-- Entries from a dataset of interfaces --

==========

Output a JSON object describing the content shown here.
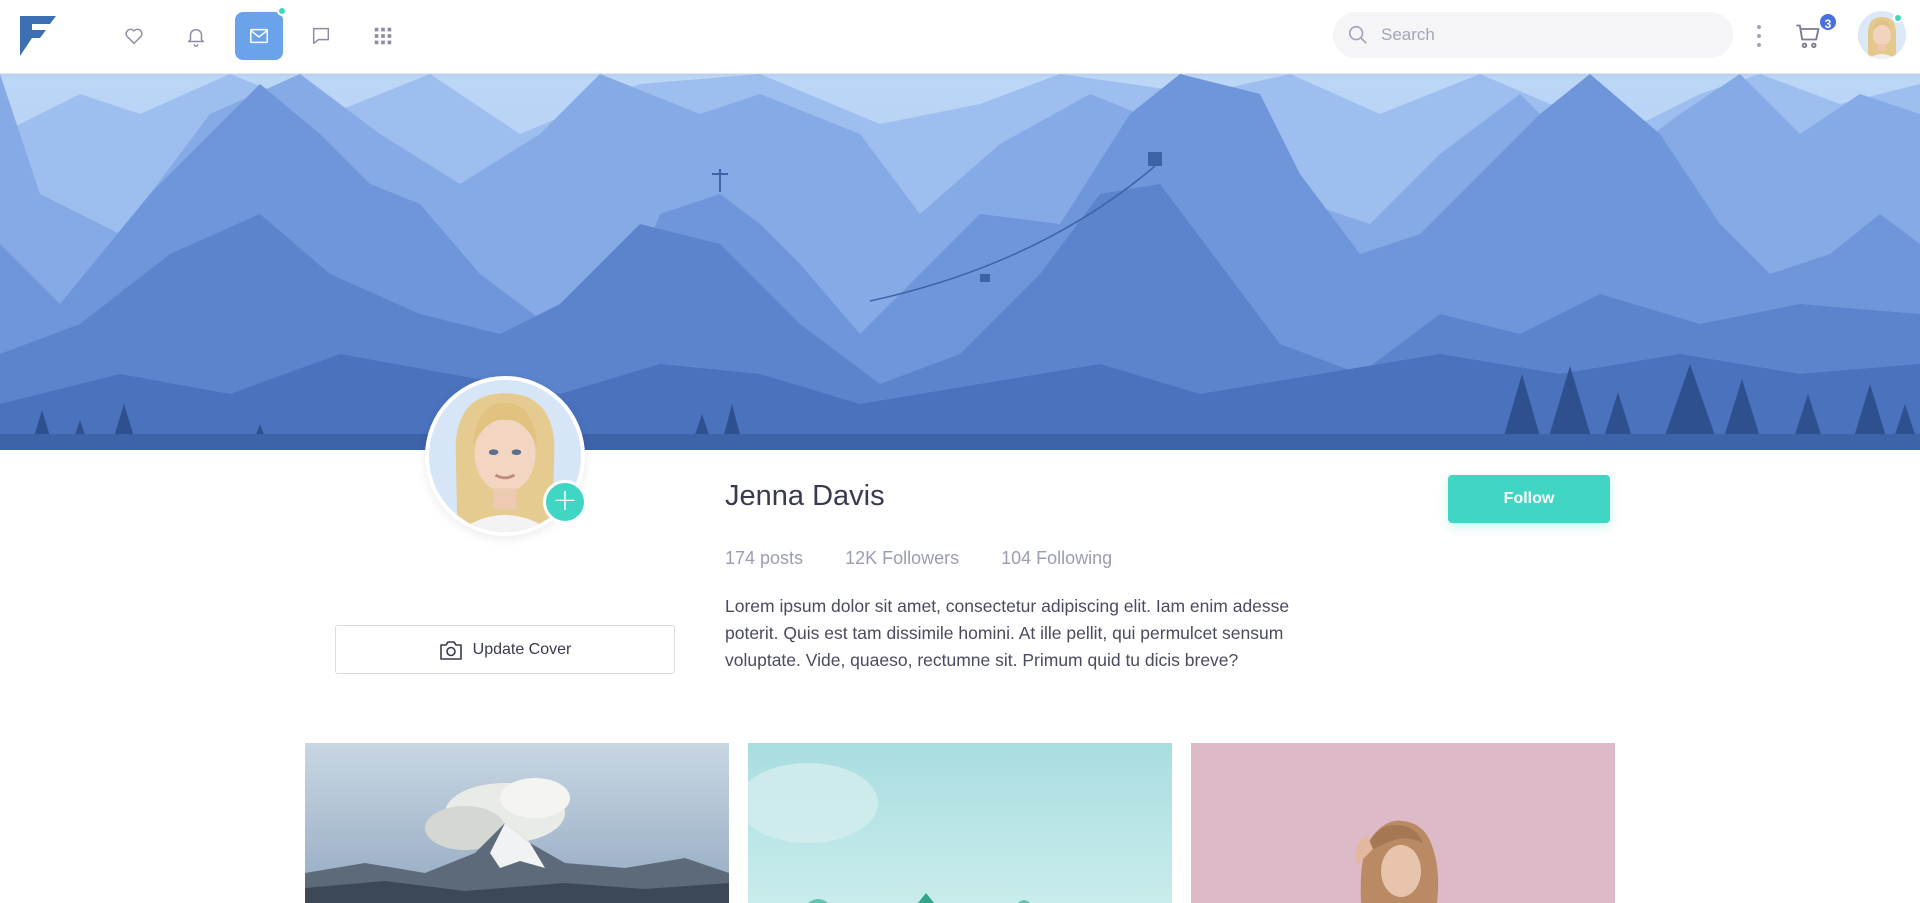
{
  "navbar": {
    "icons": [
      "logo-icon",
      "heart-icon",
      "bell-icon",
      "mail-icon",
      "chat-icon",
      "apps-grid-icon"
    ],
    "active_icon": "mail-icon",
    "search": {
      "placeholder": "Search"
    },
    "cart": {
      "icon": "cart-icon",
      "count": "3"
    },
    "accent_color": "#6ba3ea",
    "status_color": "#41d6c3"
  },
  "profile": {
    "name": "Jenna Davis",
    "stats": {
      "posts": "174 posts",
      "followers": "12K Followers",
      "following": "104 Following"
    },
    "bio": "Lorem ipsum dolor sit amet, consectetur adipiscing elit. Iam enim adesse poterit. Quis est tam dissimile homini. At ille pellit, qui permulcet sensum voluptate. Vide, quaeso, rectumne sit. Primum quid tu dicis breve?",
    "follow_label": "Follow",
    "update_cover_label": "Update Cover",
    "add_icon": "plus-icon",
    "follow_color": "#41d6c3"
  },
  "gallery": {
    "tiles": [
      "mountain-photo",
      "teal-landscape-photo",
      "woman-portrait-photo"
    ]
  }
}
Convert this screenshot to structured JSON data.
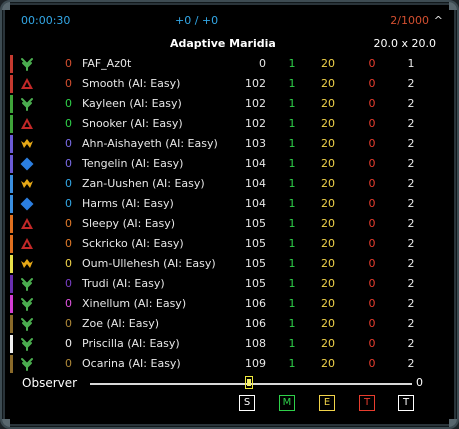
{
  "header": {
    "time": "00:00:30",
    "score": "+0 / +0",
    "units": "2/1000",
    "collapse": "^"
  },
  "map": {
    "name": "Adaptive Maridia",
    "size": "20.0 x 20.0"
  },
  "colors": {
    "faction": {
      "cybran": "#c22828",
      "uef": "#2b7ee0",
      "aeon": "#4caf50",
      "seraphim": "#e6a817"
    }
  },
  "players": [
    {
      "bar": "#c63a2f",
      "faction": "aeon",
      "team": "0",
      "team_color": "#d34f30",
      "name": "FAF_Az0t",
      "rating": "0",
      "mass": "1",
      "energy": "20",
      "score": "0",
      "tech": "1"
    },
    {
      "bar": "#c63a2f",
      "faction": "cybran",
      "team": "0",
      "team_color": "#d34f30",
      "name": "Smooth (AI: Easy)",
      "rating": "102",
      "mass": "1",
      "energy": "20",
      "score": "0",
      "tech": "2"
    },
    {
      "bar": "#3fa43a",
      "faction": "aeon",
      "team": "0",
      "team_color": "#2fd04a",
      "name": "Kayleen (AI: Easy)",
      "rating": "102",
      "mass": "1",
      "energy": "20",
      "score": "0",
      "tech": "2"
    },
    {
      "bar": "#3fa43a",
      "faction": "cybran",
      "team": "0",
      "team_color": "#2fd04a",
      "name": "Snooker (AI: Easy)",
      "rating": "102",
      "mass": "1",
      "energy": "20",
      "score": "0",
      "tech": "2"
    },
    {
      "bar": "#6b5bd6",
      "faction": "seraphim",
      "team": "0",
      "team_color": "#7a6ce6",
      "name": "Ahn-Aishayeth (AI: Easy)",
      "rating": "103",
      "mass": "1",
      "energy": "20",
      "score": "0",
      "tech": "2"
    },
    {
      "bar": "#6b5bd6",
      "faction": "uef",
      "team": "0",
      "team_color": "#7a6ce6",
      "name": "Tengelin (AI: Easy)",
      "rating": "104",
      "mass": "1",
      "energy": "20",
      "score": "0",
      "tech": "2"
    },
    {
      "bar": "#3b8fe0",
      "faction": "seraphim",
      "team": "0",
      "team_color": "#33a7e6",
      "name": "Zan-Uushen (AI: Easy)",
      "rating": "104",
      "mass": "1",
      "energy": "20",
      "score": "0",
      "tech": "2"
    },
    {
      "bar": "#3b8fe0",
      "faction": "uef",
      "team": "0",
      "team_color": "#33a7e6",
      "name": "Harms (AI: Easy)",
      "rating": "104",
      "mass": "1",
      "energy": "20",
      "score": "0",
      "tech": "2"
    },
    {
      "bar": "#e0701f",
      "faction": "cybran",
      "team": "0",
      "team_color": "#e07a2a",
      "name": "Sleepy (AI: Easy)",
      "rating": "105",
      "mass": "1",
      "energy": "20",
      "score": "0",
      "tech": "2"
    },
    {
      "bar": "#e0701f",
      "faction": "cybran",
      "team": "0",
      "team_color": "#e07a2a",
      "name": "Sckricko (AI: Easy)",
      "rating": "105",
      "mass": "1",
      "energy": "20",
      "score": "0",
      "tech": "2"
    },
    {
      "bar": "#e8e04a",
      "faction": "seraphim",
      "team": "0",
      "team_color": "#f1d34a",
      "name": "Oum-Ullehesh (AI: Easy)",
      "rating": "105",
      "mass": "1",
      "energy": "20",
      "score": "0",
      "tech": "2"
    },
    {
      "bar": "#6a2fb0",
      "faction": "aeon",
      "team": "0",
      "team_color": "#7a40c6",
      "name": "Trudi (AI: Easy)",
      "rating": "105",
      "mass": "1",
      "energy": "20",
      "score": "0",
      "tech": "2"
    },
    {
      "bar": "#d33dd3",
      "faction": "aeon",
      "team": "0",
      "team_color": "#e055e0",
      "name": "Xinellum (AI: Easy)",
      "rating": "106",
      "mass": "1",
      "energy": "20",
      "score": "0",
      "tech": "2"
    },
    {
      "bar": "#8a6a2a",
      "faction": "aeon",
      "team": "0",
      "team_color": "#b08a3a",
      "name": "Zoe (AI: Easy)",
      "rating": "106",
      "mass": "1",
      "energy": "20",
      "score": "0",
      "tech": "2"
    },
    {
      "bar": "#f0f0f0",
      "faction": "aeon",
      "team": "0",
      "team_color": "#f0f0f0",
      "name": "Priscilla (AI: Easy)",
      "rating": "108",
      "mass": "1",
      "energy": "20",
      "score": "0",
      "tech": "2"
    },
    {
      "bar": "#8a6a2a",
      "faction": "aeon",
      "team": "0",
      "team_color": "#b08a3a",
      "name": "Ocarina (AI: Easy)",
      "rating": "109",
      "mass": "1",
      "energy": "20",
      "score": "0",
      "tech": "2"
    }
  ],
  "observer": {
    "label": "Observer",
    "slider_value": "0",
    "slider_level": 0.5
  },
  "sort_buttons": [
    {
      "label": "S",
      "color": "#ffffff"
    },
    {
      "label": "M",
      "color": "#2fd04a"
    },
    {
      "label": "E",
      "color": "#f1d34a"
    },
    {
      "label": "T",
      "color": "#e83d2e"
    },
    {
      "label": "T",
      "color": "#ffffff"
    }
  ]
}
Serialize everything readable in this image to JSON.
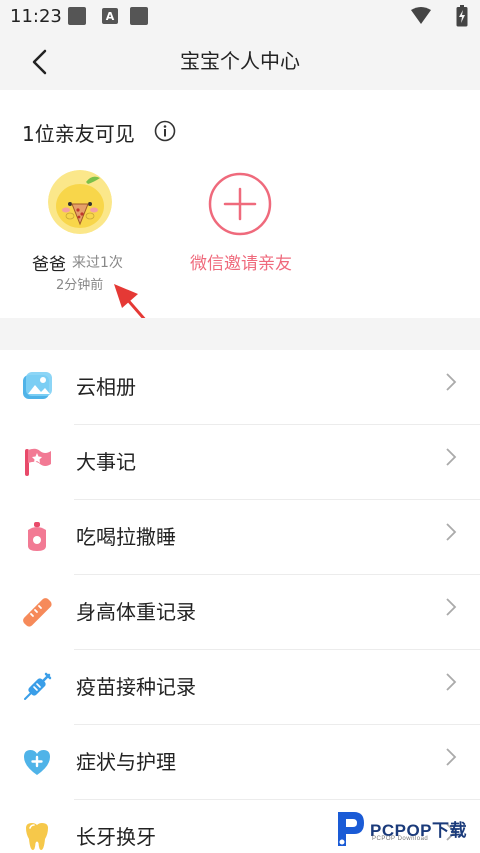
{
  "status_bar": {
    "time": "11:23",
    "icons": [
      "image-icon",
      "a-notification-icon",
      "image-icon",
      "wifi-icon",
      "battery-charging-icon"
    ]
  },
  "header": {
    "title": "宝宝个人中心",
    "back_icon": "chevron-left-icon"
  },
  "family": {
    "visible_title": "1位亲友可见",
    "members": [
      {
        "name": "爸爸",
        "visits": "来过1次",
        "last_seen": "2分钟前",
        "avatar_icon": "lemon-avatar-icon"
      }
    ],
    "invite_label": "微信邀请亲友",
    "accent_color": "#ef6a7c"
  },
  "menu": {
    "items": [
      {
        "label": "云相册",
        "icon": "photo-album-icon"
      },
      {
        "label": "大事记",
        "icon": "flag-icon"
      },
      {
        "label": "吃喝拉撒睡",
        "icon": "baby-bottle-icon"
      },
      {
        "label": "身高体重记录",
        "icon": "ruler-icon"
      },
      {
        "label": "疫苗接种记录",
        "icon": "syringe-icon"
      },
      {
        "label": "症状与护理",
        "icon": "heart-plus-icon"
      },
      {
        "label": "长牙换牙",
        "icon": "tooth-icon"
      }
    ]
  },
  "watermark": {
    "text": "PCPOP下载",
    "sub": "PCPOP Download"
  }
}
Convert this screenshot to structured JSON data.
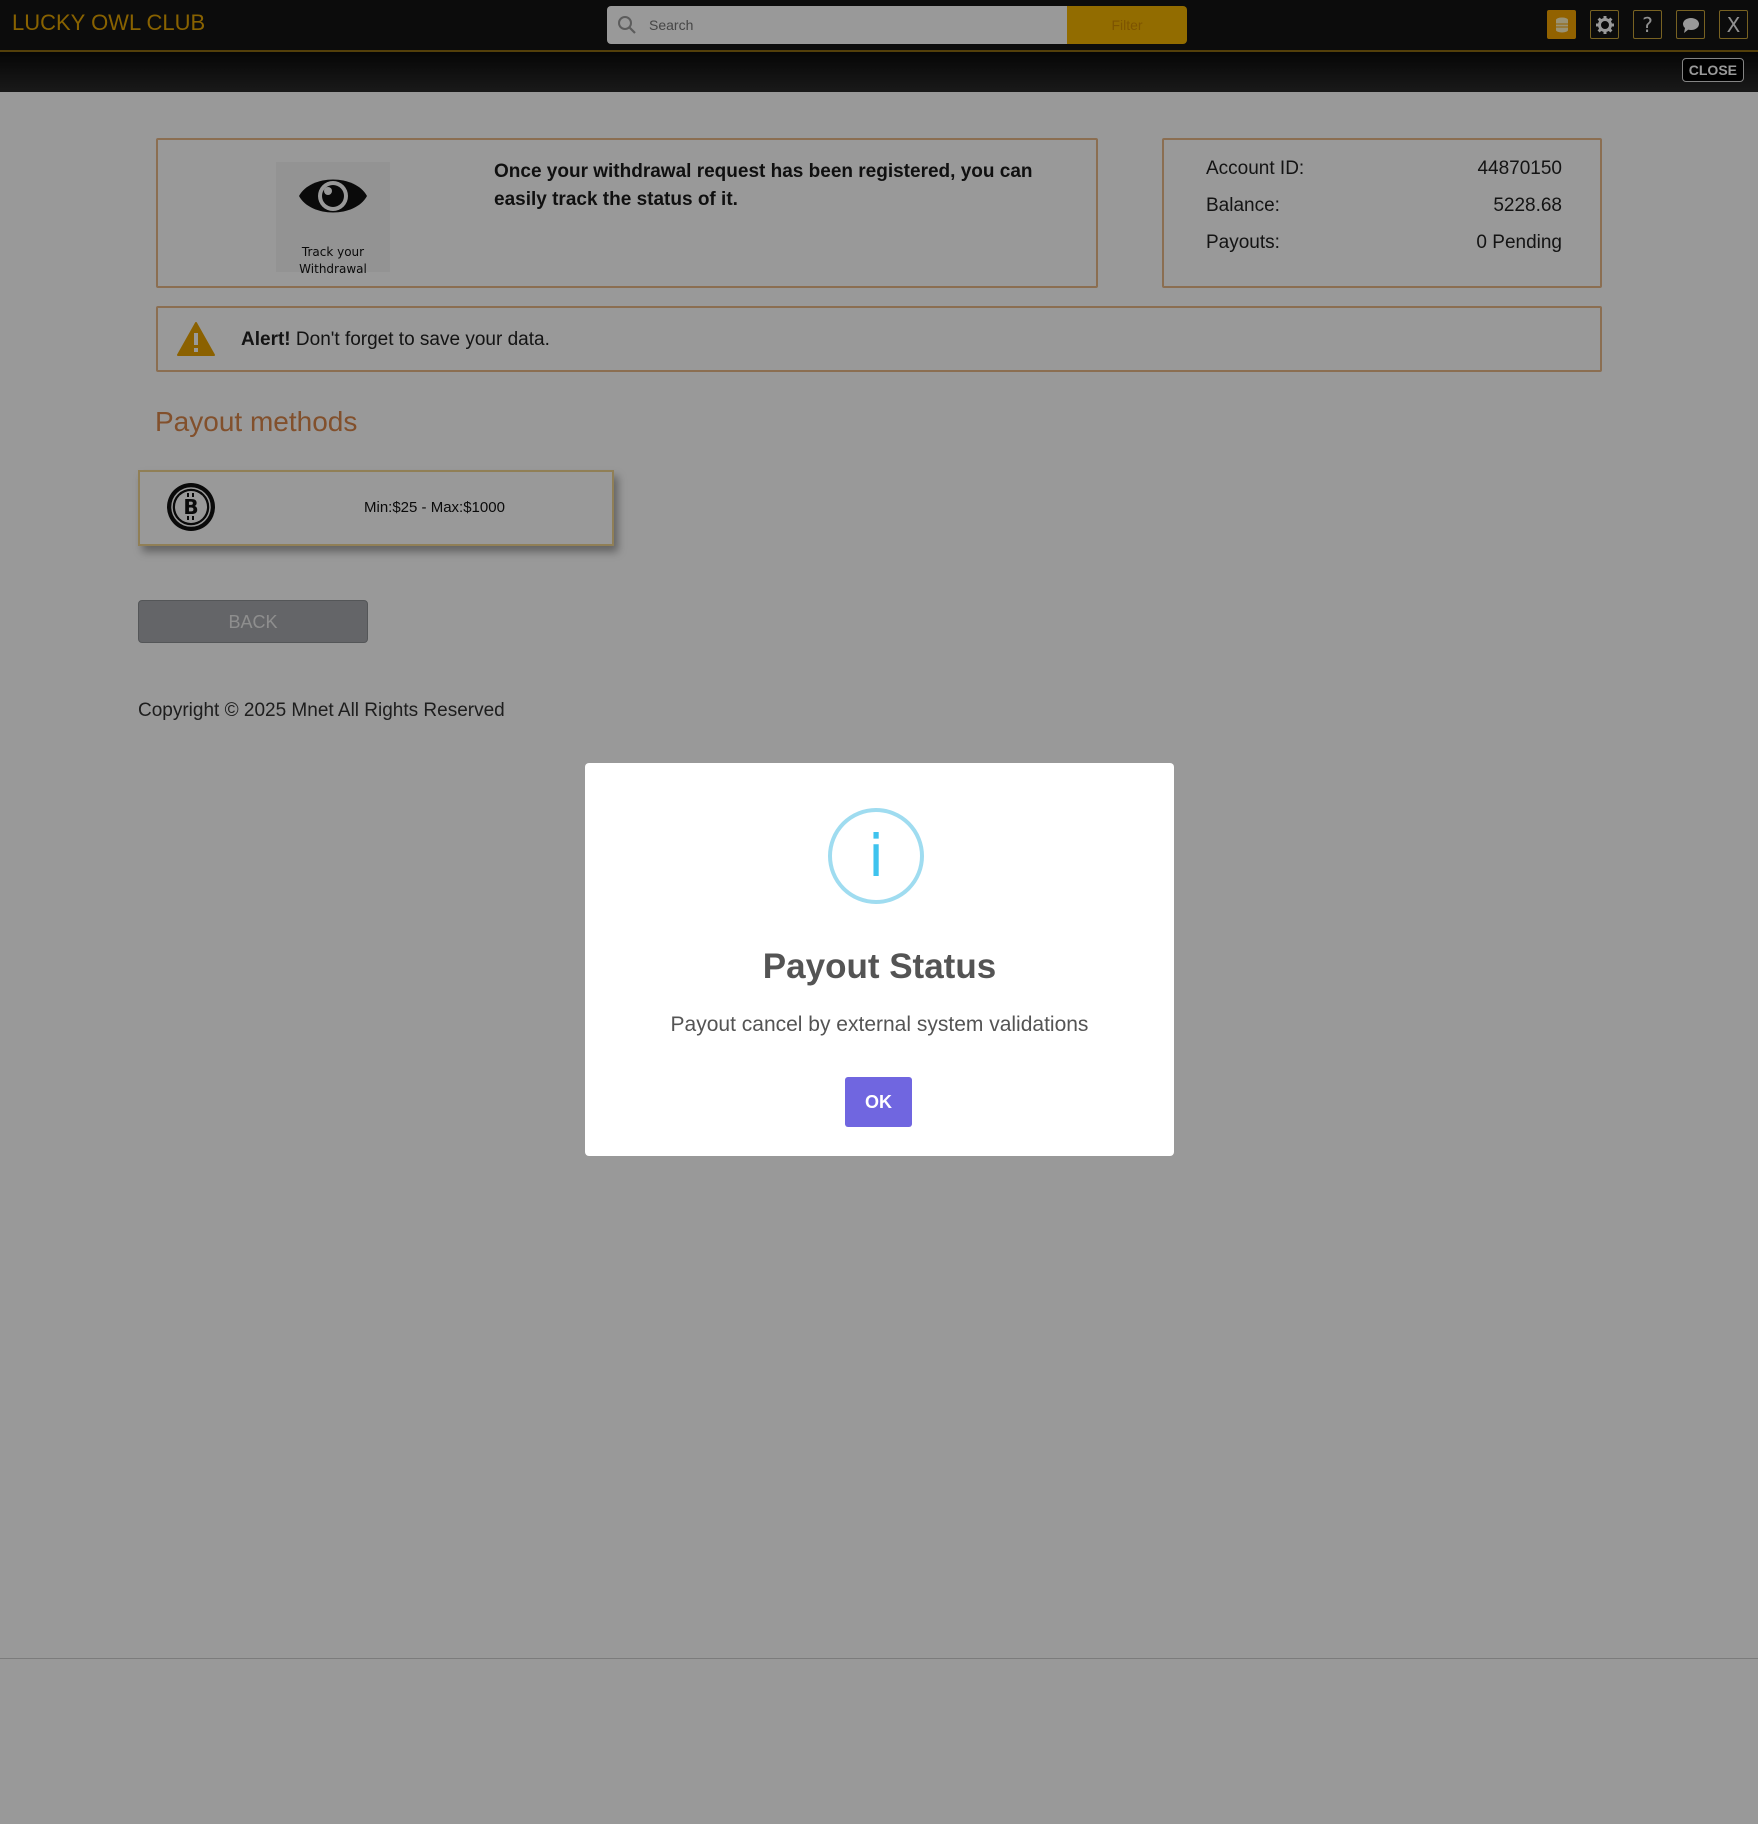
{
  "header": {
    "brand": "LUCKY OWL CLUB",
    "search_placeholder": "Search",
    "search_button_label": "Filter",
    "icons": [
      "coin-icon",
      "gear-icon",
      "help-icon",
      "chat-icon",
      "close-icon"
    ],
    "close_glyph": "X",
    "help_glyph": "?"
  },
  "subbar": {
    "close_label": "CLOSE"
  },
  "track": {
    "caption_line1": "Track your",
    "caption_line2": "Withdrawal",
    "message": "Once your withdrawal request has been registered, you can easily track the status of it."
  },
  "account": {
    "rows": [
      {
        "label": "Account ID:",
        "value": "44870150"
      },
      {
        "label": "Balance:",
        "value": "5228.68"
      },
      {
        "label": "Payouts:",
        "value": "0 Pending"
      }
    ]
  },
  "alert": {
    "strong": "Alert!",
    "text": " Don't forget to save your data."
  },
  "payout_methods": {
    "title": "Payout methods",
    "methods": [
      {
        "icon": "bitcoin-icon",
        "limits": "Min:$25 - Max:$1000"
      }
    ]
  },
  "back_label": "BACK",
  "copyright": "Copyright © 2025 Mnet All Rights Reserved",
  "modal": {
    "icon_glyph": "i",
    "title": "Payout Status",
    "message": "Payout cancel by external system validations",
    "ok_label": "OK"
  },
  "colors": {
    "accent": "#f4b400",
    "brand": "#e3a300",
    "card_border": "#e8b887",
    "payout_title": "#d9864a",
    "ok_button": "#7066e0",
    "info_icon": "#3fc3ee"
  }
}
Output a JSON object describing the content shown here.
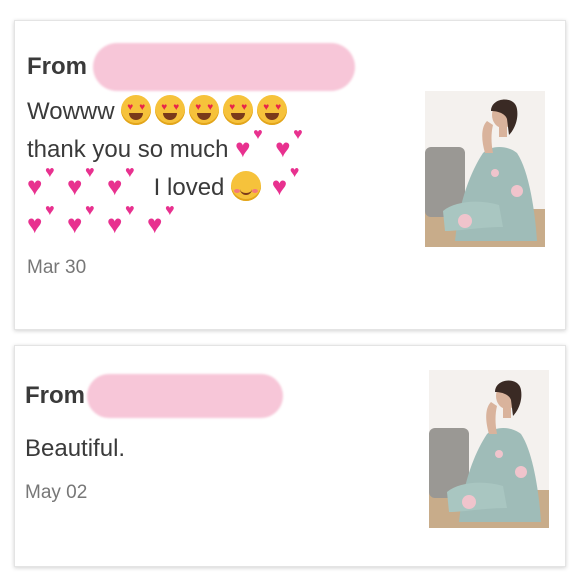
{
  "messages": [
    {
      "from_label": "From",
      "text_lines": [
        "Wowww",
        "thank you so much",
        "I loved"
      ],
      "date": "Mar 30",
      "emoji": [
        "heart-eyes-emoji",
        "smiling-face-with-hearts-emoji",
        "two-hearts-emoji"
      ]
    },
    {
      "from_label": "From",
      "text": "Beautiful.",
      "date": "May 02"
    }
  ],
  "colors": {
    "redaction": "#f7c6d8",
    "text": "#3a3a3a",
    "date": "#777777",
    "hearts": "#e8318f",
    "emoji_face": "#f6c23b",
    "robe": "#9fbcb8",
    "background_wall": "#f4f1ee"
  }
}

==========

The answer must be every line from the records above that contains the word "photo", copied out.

      "mountain-photo",
      "teal-landscape-photo",
      "woman-portrait-photo"
        "icon": "photo-album-icon"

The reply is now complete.